### RECORDS TO USE
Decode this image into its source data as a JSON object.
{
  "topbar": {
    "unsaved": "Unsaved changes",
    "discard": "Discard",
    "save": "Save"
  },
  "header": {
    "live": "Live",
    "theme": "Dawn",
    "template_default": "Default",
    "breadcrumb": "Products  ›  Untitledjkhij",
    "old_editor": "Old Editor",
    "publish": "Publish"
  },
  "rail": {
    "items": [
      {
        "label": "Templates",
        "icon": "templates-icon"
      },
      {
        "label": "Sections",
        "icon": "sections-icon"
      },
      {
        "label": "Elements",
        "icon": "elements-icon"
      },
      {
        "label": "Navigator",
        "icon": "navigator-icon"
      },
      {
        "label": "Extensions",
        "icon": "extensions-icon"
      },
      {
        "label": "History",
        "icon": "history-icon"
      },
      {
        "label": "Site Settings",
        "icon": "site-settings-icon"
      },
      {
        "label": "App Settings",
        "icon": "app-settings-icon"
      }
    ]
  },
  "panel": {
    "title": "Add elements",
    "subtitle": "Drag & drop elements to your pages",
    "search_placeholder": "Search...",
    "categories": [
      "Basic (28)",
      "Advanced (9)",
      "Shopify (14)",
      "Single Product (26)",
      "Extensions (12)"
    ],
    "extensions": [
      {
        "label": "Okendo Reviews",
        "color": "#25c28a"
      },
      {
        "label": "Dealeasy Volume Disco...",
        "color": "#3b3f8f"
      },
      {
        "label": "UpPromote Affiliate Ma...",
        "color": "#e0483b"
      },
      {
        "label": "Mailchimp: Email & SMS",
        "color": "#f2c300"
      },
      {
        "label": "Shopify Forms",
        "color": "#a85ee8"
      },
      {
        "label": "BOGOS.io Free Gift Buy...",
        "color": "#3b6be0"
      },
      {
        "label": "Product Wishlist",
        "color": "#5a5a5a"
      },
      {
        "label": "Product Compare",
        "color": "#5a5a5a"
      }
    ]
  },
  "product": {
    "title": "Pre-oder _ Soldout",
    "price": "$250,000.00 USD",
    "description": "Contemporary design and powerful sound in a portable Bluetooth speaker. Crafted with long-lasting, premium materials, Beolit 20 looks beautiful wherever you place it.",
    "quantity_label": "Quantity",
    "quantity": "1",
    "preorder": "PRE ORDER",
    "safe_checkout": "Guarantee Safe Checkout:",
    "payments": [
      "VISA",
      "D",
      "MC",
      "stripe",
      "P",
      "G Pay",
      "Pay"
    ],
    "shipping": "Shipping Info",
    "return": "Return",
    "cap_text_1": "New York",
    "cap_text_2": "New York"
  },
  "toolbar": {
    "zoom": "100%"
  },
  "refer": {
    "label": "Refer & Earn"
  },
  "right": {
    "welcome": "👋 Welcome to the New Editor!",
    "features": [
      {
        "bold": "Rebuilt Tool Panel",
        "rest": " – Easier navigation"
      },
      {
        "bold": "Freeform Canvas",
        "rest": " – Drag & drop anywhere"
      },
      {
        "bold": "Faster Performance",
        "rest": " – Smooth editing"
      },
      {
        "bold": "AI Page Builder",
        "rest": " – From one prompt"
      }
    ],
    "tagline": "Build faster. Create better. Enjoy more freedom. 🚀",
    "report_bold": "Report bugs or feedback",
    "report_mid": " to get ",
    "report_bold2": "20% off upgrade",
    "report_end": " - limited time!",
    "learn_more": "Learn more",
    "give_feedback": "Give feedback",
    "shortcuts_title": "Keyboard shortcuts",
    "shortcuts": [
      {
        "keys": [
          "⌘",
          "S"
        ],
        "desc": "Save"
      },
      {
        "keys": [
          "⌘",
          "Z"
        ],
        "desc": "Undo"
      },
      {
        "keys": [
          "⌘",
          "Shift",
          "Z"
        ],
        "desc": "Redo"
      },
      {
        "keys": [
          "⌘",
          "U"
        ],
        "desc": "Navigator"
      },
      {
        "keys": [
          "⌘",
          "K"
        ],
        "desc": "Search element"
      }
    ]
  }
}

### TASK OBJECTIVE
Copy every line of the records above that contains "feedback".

### SOLUTION
    "report_bold": "Report bugs or feedback",
    "give_feedback": "Give feedback",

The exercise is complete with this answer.